- Đinh Tự, Phốc Đầu, the standard conical nón lá and lampshade nón quai thao (Headware)
- Áo tràng Phật tử - typically shortened to "áo tràng" it is a robe worn by Upāsaka and Upāsikā in Vietnamese Buddhist temples.[a]
- "black pyjamas", dép lốp (rubber sandals), the rural khăn rằn scarf. (Clothing associated with the Vietnam war)
From the twentieth century onward Vietnamese people have also worn clothing that is popular internationally. The Áo dài was briefly banned after the fall of Saigon but made a resurgence. Now it is worn in white by high school girls in Vietnam. It is also worn by receptionists and secretaries. Styles differ in northern and southern Vietnam. The current formal national dress is the áo dài for women, suits or áo the for men.
Trần dynasty clothings as depicted in The Great Monk of Bamboo Forest descending the mountain[b]
Court dress of Lê Dynasty
Mandarin boots and shoes. Gilded metal, Nguyễn dynasty, 19th-early 20th century[c]
Court attires of Nguyễn Dynasty
Ceremonial dress of Marshall Nguyen Tri Phuong[d]
Official hat, Nguyen dynasty, 19th to early 20th century, gilded metal[e]
- Typically light blue but can be found in brown and is similar to the ones worn by Vietnamese Buddhist monastics in regards to the trademark collar similar to the áo dài but without the sleeves with hidden pockets. While there are matching pants they are not a required part of the outfit for laity. A similar version can be found in Cao Đài temples.
- Trúc Lâm Đại Sĩ Xuất Sơn, a 14th-century scroll at the Liaoning museum.
- Objects for worship, at the National Museum Vietnamese History
- The dress was taken as a trophy by Garnier in the capture of Hanoi in 1873
- At the National Museum of Vietnamese History in Hanoi, Vietnam
- A. Terry Rambo (2005). Searching for Vietnam: Selected Writings on Vietnamese Culture and Society. Kyoto University Press. p. 64. ISBN 978-1-920901-05-9.
- Jayne Werner; John K. Whitmore; George Dutton (August 21, 2012). Sources of Vietnamese Tradition. Columbia University Press. pp. 295–. ISBN 978-0-231-51110-0.

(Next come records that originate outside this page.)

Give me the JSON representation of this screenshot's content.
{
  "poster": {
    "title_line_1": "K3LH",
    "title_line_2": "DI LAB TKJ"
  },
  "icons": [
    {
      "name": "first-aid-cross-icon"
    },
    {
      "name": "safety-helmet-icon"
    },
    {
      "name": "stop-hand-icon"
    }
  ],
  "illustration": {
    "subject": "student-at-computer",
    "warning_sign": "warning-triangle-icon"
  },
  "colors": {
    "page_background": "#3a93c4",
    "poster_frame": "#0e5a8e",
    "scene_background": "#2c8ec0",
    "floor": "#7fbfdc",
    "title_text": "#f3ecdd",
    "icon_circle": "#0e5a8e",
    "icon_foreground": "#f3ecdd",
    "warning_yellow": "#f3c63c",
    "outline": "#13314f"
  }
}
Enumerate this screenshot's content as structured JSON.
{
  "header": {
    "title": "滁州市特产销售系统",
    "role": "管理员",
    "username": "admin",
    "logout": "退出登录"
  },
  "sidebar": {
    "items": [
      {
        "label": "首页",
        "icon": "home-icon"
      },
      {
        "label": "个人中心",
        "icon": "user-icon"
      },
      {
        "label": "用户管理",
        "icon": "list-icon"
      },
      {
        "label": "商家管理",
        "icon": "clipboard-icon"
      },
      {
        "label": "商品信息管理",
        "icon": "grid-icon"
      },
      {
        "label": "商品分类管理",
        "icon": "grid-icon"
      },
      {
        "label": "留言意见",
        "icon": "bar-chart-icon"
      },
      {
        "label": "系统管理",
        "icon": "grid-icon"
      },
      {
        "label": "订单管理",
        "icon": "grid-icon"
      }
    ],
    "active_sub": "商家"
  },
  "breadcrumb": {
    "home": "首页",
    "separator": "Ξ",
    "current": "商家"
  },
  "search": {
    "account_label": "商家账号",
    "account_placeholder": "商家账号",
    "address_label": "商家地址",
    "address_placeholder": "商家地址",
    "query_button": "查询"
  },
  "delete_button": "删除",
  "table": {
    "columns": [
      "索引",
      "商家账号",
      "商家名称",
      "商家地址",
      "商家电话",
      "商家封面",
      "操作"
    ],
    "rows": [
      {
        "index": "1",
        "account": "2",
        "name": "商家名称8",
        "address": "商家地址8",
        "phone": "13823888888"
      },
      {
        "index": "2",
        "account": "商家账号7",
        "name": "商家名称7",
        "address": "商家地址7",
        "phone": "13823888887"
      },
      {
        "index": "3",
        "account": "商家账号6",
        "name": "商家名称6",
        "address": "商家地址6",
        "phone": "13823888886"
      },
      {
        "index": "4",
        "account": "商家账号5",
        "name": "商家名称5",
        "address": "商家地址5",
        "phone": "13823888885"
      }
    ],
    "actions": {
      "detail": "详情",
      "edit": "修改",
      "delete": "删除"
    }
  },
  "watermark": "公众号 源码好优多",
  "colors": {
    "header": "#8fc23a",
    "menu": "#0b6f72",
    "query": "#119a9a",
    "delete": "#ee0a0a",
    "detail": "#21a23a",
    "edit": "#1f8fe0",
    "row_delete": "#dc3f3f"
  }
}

- Harms, Erik (2011). Saigon's Edge: On the Margins of Ho Chi Minh City. University of Minnesota Press. p. 56. ISBN 9780816656059.
She then left the room to change out of her áo Ba Ba into her everyday home clothes, which did not look like peasant clothes at all. In Hóc Môn, traders who sell goods in the city don “peasant clothing” for their trips to the city and change back
- Vo, Nghia M. (2011). Saigon: A History. McFarland. p. 202. ISBN 9780786464661.
The new government banned the wearing of the traditional áo dài. Their income from sewing áo dài suddenly plummeted, forcing them to sell everything to survive: refrigerator, radio, food and clothing. Only after the ban was lifted ten years later
- Taylor, Philip (2007). Modernity and Re-enchantment: Religion in Post-revolutionary Vietnam. Institute of Southeast Asian Studies. p. 157. ISBN 9789812304407.
The contemporary versions of Áo dài are of considerable sociological interest as they represent regional variations, as well as age and gender arrangements (men rarely wear them nowadays and usually dress in Western-style suits
- Leshkowich, Ann Marie. "History of Ao Dai".
- Ay-leen (October 20, 2010). "The Ao Dai and I: A Personal Essay on Cultural Identity and Steampunk".